LOUISVILLE, Ky. (WHAS11) – The murder of 7-year-old DeQuante Hobbs has shaken the Commonwealth of Kentucky.
Monday, Governor Matt Bevin announced via Facebook that he would release details into a plan to stem the tide of violence in Louisville which is on pace for another record year when it comes to murders.
His intentions, he said, would be released sometime next week during a news conference.
Many in Louisville have questioned what the Governor is planning. His office has declined our requests for an interview instead insisting they’ll alert us to a news conference next week.
Mayor Greg Fischer said he has not been contacted by the Governor’s office, other community leaders we’ve spoken to have said the same.
Forty-first District State Representative Attica Scott says she has not been contacted by the governor either. The freshman Democratic lawmaker represents the district in which Dequante Hobbs was killed. Her political ideologies differ greatly from that of the Governor although she insists she'd gladly work with him on a solution. But Representative Scott questions Governor Bevin’s motives and the message she saw on Facebook.
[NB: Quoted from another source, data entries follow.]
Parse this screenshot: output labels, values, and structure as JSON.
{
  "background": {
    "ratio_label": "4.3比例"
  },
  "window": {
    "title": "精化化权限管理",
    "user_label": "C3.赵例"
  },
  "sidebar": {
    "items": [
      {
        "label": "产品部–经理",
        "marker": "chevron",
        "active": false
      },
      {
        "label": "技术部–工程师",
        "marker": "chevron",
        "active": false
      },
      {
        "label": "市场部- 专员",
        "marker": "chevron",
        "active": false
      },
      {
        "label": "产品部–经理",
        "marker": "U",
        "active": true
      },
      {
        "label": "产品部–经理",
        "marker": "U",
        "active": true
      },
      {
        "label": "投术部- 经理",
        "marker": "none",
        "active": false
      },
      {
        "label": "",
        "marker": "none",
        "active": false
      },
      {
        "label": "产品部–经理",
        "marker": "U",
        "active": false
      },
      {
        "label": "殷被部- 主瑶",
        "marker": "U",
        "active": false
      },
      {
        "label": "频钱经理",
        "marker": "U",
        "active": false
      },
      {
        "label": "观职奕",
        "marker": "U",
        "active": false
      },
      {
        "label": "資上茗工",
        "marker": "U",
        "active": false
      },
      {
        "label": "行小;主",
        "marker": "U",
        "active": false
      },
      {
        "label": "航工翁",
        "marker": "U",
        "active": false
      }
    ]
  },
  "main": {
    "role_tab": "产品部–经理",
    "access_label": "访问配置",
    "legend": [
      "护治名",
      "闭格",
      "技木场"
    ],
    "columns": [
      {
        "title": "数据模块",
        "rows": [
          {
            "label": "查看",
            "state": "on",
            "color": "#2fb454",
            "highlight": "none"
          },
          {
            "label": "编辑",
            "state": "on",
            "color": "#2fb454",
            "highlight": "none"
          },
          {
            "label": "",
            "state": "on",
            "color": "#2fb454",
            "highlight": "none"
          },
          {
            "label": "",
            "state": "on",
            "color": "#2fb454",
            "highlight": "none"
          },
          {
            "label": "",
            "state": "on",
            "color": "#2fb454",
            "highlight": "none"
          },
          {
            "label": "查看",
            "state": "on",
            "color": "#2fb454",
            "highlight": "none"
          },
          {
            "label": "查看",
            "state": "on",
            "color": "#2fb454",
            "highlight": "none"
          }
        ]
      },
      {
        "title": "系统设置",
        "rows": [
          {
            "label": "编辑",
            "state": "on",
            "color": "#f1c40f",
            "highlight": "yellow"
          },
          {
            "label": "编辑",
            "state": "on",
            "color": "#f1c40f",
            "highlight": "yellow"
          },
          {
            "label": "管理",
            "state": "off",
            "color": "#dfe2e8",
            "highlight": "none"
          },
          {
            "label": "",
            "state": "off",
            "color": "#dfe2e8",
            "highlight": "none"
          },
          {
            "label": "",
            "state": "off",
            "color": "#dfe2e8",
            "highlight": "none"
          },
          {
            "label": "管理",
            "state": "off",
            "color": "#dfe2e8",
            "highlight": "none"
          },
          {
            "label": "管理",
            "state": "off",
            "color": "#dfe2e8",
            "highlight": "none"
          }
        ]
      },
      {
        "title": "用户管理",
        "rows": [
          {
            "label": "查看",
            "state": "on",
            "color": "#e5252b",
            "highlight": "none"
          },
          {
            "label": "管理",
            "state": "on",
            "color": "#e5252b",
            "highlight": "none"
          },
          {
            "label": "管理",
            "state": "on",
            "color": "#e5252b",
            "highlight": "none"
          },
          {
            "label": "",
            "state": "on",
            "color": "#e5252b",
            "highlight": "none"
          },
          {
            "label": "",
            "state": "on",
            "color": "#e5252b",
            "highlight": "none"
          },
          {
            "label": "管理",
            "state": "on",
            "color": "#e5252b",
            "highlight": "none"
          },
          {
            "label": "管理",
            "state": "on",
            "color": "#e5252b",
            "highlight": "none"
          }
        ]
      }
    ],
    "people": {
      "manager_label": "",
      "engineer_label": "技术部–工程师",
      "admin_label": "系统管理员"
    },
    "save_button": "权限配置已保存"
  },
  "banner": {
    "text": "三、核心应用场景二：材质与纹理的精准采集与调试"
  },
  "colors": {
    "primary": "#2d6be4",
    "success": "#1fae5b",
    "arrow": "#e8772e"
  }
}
"There's so much more that needs to be done, you know. I did watch the video from the Governor and, quite frankly, his rhetoric which really borders on racist rhetoric and religious fundamentalism is not going to connect to the people that I serve,” Rep. Scott said.
Anywhere across District 41, it's going to take all of us working together to create healthier and safer neighborhoods and his legislature did nothing to address employment or income issues in West Louisville. It did nothing to allow us to have stricter gun laws in Louisville so I'm not confident we have the political will to address this issue.”
When asked what she heard that she considered “borderline racist rhetoric” or “religious fundamentalism”, she pointed to a line in the Governor’s video in which he said, “this is a cultural problem, it is a community problem, it's a spiritual problem, it's an economic problem.”
"I mean, this is a cultural issue and it's a spiritual issue? Really? Is that what it is? No. It's more than that and if you talk about it being a cultural issue then you better specify what you mean by that especially when you keep talking about the murder rate in Louisville,” Rep. Scott said.